     Carlo and his wife Inge came from Stuttgart, where he had worked at Lufthansa Cargo and Seaboard World before joining VARIG.
     Maybe less known was that Carlo was a forwarder before joining the flying thing. Inge, it should be noted is the best cook around and they have two creative sons and to the family of course we dedicate this affectionate few moments to beloved Carlo.
     Few of the top airfreight executives of airlines in Europe have or had so many personal friends among shippers, consignees, agents, customs brokers etc. as did Carlo.
     His way to bring potential partners together was unbelievably effective, mostly based on his instinctive thought that “this might fit”.
     We all know how volatile the trade with Brazil has been during the past four decades.
     Carlo helped his friends to always find the best way to overcome new and sudden hurdles; he was extremely instrumental in fighting the political and economical volatility in the market.
     He did not take agents, interline – and handling partners from here to Brazil and vice versa for granted—Carlo helped to knit solid networks—that still hold today.
     What you need to know in this global village that we all live in now, is that we have lost a great friend and gifted air cargo manager.
     Isaac Nijankin, his long time friend from Varig said
, "Carlo (Winfried) Uebele was not only a friend, a colleague...he was a brother, a brother in an industry that like no other that I know had the particular ability to make so many friends around this big world of ours.
    "It is extremely difficult for me to write this as I was very close to Carlo and his family...we did not see each other much but we knew that we were always close.
    "He was a gentleman, a consummate professional and as I said...my friend.
   " We will all miss Carlo from USA to Brazil to Europe and the Middle East.
    "Rest in peace...."
     Here in Germany, Carlo was a long time member in the Aircargo Club Germany and he brought along so many youngsters in airfreight in his quiet and inimitable way.

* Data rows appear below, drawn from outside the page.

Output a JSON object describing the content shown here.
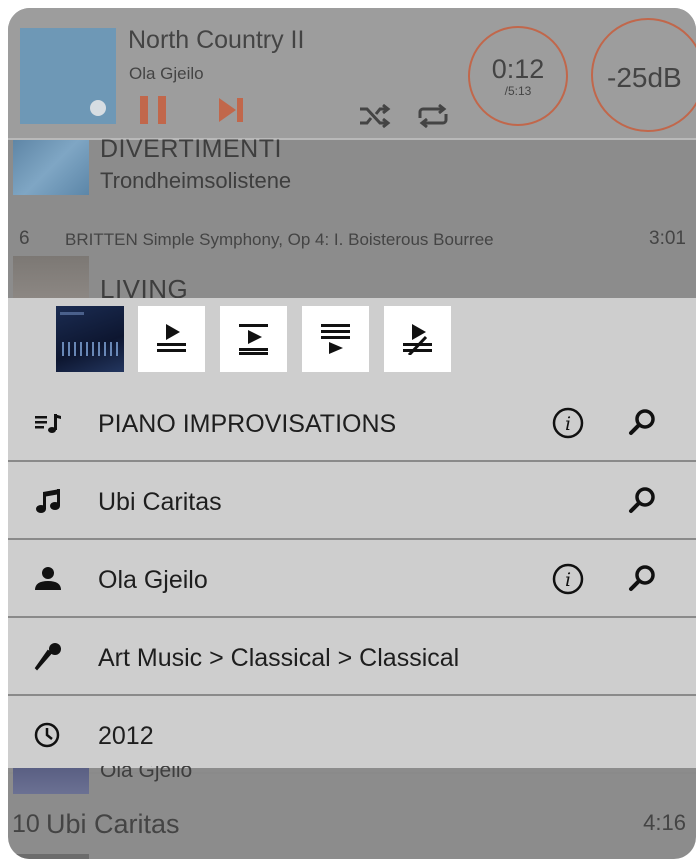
{
  "now_playing": {
    "title": "North Country II",
    "artist": "Ola Gjeilo",
    "time_current": "0:12",
    "time_total": "/5:13",
    "volume": "-25dB"
  },
  "queue": {
    "item_a": {
      "album": "DIVERTIMENTI",
      "artist": "Trondheimsolistene"
    },
    "track_6": {
      "number": "6",
      "title": "BRITTEN Simple Symphony, Op 4: I. Boisterous Bourree",
      "duration": "3:01"
    },
    "item_b": {
      "album": "LIVING"
    },
    "item_c": {
      "artist": "Ola Gjeilo"
    },
    "track_10": {
      "number": "10",
      "title": "Ubi Caritas",
      "duration": "4:16"
    }
  },
  "details": {
    "album": "PIANO IMPROVISATIONS",
    "track": "Ubi Caritas",
    "artist": "Ola Gjeilo",
    "genre": "Art Music > Classical > Classical",
    "year": "2012"
  },
  "colors": {
    "accent": "#c1674b",
    "overlay_bg": "#cecece",
    "header_bg": "#9d9d9d"
  },
  "icons": [
    "pause-icon",
    "next-icon",
    "shuffle-icon",
    "repeat-icon",
    "play-now-icon",
    "play-next-icon",
    "add-to-queue-icon",
    "clear-and-play-icon",
    "playlist-icon",
    "music-note-icon",
    "person-icon",
    "microphone-icon",
    "clock-icon",
    "info-icon",
    "search-icon"
  ]
}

     Carlo Uebele was my friend and a very great man and a wonderful human being.
Guenter Mosler